Driving a Nail With a Shoe I: Do-Sheet

I had pro­posed a talk for Py­Con Ar­genti­na called "Driv­ing 3 Nails with a Shoe". I know, the ti­tle is sil­ly, but the idea was show­ing how to do things us­ing the wrong tool, in­ten­tion­al­ly. Why? Be­cause:

1. It makes you think dif­fer­­ent

2. It's fun

The bad side is, of course, that this talk's con­tents have to be a se­cret, or else the fun is spoiled for ev­ery­one. Since the re­view process for Py­ConAr talks is pub­lic, there was no way to ex­plain what this was about.

And since that means the re­view­ers ba­si­cal­ly have to take my word for this be­ing a good thing to have at a con­fer­ence, which is un­fair, I delet­ed the pro­pos­al. The good (may­be) news is that now ev­ery­one will see what those ideas I had were about. And here is nail num­ber 1: Writ­ing a spread­sheet us­ing doit.

This is not my first "spread­sheet". It all start­ed a long, long time ago with a fa­mous recipe by Ray­mond Het­tinger which I used again and again and again (I may even be miss­ing some post there).

Since I have been us­ing doit for Niko­la I am im­pressed by the pow­er it gives you. In short, doit lets you cre­ate tasks, and those tasks can de­pend on oth­er tasks, and op­er­ate on data, and pro­vide re­sults for oth­er tasks, etc.

See where this is go­ing?

So, here's the code, with ex­pla­na­tion­s:

cells is our spreadsheet. You can put anything there, just always use "cellname=formula" format, and the formula must be valid Python, ok?

from tokenize import generate_tokens

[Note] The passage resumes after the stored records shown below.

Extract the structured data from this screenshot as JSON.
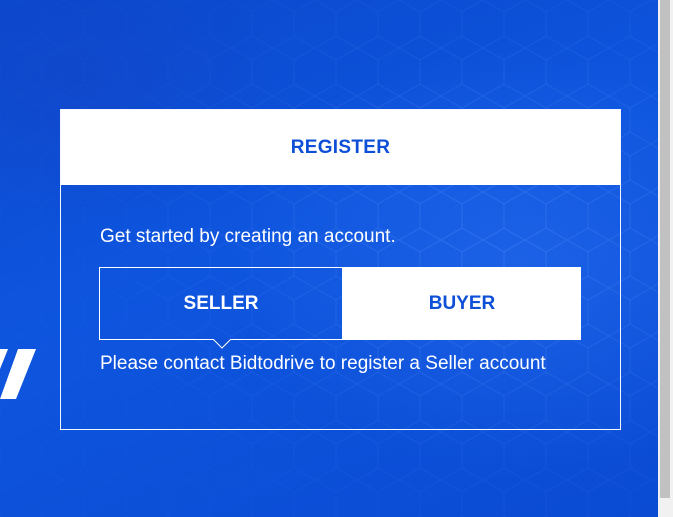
{
  "colors": {
    "background": "#0d4fd6",
    "panel_header_bg": "#ffffff",
    "accent_text": "#0d4fd6",
    "text": "#ffffff",
    "scrollbar_thumb": "#c1c1c1"
  },
  "register": {
    "title": "REGISTER",
    "intro": "Get started by creating an account.",
    "account_types": [
      {
        "label": "SELLER",
        "selected": true
      },
      {
        "label": "BUYER",
        "selected": false
      }
    ],
    "notice": "Please contact Bidtodrive to register a Seller account"
  },
  "icons": {
    "logo_fragment": "logo-slash-icon",
    "selection_pointer": "caret-down-icon"
  }
}
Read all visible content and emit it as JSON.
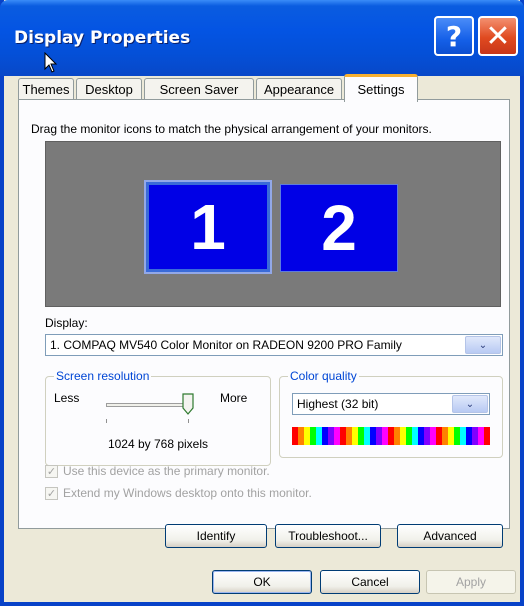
{
  "window": {
    "title": "Display Properties"
  },
  "tabs": [
    {
      "label": "Themes"
    },
    {
      "label": "Desktop"
    },
    {
      "label": "Screen Saver"
    },
    {
      "label": "Appearance"
    },
    {
      "label": "Settings",
      "active": true
    }
  ],
  "settings": {
    "instruction": "Drag the monitor icons to match the physical arrangement of your monitors.",
    "monitors": [
      "1",
      "2"
    ],
    "display_label": "Display:",
    "display_value": "1. COMPAQ MV540 Color Monitor on RADEON 9200 PRO Family",
    "resolution": {
      "title": "Screen resolution",
      "less": "Less",
      "more": "More",
      "value": "1024 by 768 pixels"
    },
    "color": {
      "title": "Color quality",
      "value": "Highest (32 bit)"
    },
    "primary_check": "Use this device as the primary monitor.",
    "extend_check": "Extend my Windows desktop onto this monitor."
  },
  "buttons": {
    "identify": "Identify",
    "troubleshoot": "Troubleshoot...",
    "advanced": "Advanced",
    "ok": "OK",
    "cancel": "Cancel",
    "apply": "Apply"
  },
  "icons": {
    "help": "?",
    "close": "✕",
    "dropdown": "⌄",
    "check": "✓"
  },
  "colors": {
    "title_blue": "#0454e3",
    "monitor_blue": "#0000e6",
    "group_title": "#0046d5"
  }
}
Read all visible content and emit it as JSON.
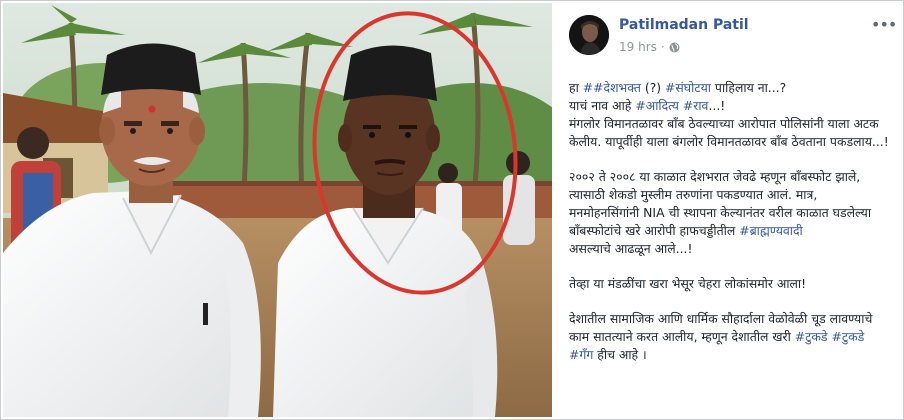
{
  "post": {
    "author": "Patilmadan Patil",
    "time": "19 hrs",
    "dot": "·",
    "more_icon": "more-options-icon",
    "privacy_icon": "globe-icon",
    "p1": {
      "l1_a": "हा ",
      "l1_t1": "##देशभक्त",
      "l1_b": " (?) ",
      "l1_t2": "#संघोटया",
      "l1_c": " पाहिलाय ना...?",
      "l2_a": "याचं नाव आहे ",
      "l2_t1": "#आदित्य",
      "l2_b": " ",
      "l2_t2": "#राव",
      "l2_c": "...!",
      "l3": "मंगलोर विमानतळावर बाँब ठेवल्याच्या आरोपात पोलिसांनी याला अटक केलीय. यापूर्वीही याला बंगलोर विमानतळावर बाँब ठेवताना पकडलाय...!"
    },
    "p2": {
      "text": "२००२ ते २००८ या काळात देशभरात जेवढे म्हणून बाँबस्फोट झाले, त्यासाठी शेकडो मुस्लीम तरुणांना पकडण्यात आलं. मात्र, मनमोहनसिंगांनी NIA ची स्थापना केल्यानंतर वरील काळात घडलेल्या बाँबस्फोटांचे खरे आरोपी हाफचड्डीतील ",
      "tag": "#ब्राह्मण्यवादी",
      "end": "असल्याचे आढळून आले...!"
    },
    "p3": "तेव्हा या मंडळींचा खरा भेसूर चेहरा लोकांसमोर आला!",
    "p4": {
      "text": "देशातील सामाजिक आणि धार्मिक सौहार्दाला वेळोवेळी चूड लावण्याचे काम सातत्याने करत आलीय, म्हणून देशातील खरी ",
      "t1": "#टुकडे",
      "s1": " ",
      "t2": "#टुकडे",
      "s2": " ",
      "t3": "#गँग",
      "end": " हीच आहे ।"
    }
  },
  "colors": {
    "link": "#365899",
    "text": "#1d2129",
    "meta": "#90949c",
    "circle": "#d9372e"
  }
}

cells = ["A1=A3+A2", "A2=2", "A3=4"]
values = {}

task_calculate creates a task for each cell, called calculate:CELLNAME. The "action" to be performed by that task is evaluating the formula. But in order to do that successfully, we need to know what other cells have to be evaluated first!

This is im­ple­ment­ed us­ing doit's cal­cu­lat­ed de­pen­den­cies by ask­ing doit to run the task "get_de­p:­FOR­MU­LA" for this cel­l's for­mu­la.

def evaluate(name, formula):
value = eval(formula, values)
values[name] = value
print "%s = %s" % (name, value)

for cell in cells:
name, formula = cell.split('=')
yield {
'name':name,
'calc_dep': ['get_dep:%s' % formula],
'actions': [(evaluate, (name, formula))],
}

For example, in our test sheet, A1 depends on A3 and A2 but those depend on no other cells. To figure this out, I will use the tokenize module, and just remember what things are "names". More sophisticated approaches exist.

The task_get_dep function is a doit task that will create a task called "get_dep:CELLNAME" for every cell name in cells.

What get_dep returns is a list of doit tasks. For our A1 cell, that would be ["calculate:A2", "calculate:A3"] meaning that to calculate A1 you need to perform those tasks first.

def get_dep(formula):
"""Given a formula, return the names of the cells referenced."""
deps = {}
try:
for token in generate_tokens([formula].pop):
if token == 1:  # A variable
deps[token] = None
except IndexError:
# It's ok
pass
return {
'result_dep': ['calculate:%s' % key for key in deps.keys()]
}

for cell in cells:
name, formula = cell.split('=')
yield {
'name': formula,
'actions': [(get_dep, (formula,))],
}

And that's it. Let's see it in action. You can get your own copy here and try it out by installing doit, editing cells and then running it like this:

ralsina@perdido:~/dosheet\$ doit -v2 calculate:A3
.  get_dep:4
{}
.  calculate:A3
A3 = 4
ralsina@perdido:~/dosheet\$ doit -v2 calculate:A2
.  get_dep:2
{}
.  calculate:A2
A2 = 2
ralsina@perdido:~/dosheet\$ doit -v2 calculate:A1
.  get_dep:A3+A2
{'A3': None, 'A2': None}
.  get_dep:4
{}
.  calculate:A3
A3 = 4
.  get_dep:2
{}
.  calculate:A2
A2 = 2
.  calculate:A1
A1 = 6

As you can see, it al­ways does the min­i­mum amount of ef­fort to cal­cu­late the de­sired re­sult. If you are so in­clined, there are some things that could be im­proved, and I am leav­ing as ex­er­cise for the read­er, for ex­am­ple:

1. Use up­­­to­­date to avoid re­­cal­cu­lat­ing de­pen­­den­­cies.

2. Get rid of the glob­al val­ues and use doit's com­put­ed val­ues in­stead.

Here is the full list­ing, en­joy!

/ 2012-07-26 13:53: